It's Called a Pose for a Reason

We see bodybuilding, fitness, figure, physique and bikini competitors regularly getting into position and posing to show off their best work on stage and the gamut of criticisms of their posing whether it done according to the rules or not. While competitors are judged the entire time they are on stage that's typically done from the officials table directly in front of the stage. Judging doesn't occur from a three dimensional sphere taking into account the look of each pose from 360 degrees. When doing client photography work with athletes the purpose is typically to pose them to capture their best look from the perspective of the lens. Often times the relaxed and resting portions of ones body are hidden for fitness looks as if athletes walk about tense 24/7. Video basically has the same perspective when shooting athletes for client work. However, from a journalistic standpoint versus client or public relations standpoint everything the athlete represents is fair game from the tense posing to the relaxed stances. If as pictured Phil Health is shown in a back double bicep pose from the side showing what the typical bodybuilder from amateur to pro look like when throwing their weight backward and not holding in their gut in journalism its fair game. Journalism in its purist form isn't about doing the positive public relations for the athlete or industry. Its about presenting facts. That said, we do primarily client work focused on helping them look their best in photo, video and in their other marketing. Athletes follow the rules and pose as they need to do to present the package the NPC National office and IFBB set as the standard. Its frankly irritating to hear all sorts of criticisms of bikini competitors doing what they are supposed to do while following the example of the NPC national level and pro show winners as the example, which is touted by those officials as appropriate.

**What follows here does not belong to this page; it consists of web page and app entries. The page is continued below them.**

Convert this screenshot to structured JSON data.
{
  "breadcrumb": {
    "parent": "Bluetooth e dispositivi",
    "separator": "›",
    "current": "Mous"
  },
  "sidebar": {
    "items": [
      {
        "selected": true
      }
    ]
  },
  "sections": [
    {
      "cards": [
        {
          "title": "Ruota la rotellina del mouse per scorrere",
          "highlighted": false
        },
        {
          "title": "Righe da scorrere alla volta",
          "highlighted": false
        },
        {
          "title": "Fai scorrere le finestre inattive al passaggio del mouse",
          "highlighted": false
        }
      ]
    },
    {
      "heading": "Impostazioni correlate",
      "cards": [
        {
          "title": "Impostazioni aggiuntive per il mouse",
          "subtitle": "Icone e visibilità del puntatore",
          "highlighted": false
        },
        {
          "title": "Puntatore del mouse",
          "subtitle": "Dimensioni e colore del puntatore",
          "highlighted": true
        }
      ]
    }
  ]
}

For those who claim the rules aren't being followed or that make disparaging comments about the ladies in general get over yourselves. Its called a pose for a reason. As with the two images of the bikini competitors who had just transitioned from front pose to back pose demonstrate once the lady on the right set her stance and created the arch it narrowed her waist along with tightened her thighs, created more curve to the glutes and stretched out her hamstrings a bit all by design. For those claiming to want to positively promote the sport who criticize such posing as too sexy and worse maybe check yourselves as bodybuilders have been doing it for decades.

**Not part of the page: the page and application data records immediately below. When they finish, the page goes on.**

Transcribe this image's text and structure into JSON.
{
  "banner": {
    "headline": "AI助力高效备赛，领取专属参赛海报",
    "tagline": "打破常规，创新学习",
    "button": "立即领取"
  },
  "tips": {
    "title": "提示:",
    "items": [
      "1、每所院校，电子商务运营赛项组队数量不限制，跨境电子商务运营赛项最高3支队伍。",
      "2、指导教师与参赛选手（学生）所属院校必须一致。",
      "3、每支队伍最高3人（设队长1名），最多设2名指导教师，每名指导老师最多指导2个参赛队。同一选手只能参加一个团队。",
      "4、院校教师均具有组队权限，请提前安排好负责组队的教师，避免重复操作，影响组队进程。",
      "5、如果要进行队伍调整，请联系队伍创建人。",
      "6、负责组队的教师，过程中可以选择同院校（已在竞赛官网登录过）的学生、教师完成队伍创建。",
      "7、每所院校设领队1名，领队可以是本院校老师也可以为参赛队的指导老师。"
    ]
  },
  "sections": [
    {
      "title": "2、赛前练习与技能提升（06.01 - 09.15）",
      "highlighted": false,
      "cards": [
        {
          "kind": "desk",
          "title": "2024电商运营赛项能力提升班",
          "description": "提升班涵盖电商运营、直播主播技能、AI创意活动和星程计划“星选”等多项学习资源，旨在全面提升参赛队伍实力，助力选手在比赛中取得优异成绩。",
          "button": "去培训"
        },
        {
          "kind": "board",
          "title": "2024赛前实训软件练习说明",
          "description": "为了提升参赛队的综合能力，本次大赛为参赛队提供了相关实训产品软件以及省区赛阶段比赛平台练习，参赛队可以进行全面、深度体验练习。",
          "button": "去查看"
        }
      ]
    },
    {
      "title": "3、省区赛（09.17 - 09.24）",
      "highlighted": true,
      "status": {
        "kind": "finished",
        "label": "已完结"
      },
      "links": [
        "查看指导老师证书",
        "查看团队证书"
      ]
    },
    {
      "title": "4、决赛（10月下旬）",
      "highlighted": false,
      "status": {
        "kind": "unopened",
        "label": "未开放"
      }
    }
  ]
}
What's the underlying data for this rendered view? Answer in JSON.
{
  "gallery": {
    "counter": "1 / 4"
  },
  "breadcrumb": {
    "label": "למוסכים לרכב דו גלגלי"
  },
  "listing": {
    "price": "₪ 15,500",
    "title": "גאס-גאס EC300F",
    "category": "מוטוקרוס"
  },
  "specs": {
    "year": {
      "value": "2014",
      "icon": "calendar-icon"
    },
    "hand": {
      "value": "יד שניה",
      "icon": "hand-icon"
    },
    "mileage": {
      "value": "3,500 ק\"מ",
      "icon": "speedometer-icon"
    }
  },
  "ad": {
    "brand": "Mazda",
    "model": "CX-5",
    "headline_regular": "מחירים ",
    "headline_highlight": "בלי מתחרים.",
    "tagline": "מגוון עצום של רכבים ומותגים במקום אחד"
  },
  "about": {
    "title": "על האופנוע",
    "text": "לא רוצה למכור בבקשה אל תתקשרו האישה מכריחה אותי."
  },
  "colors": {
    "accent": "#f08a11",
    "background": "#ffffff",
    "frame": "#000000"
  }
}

If you are criticizing it from a journalistic standpoint then what's the real issue? It's called a pose for a reason, which is to present the best look from the angle the pose is directed. If the purpose of the criticism is to impune the character of the athletes due to their posing that's a discriminatory mindset that went out in the 50s and to foist it in the name of journalism or bodybuilding purity is a fallacy.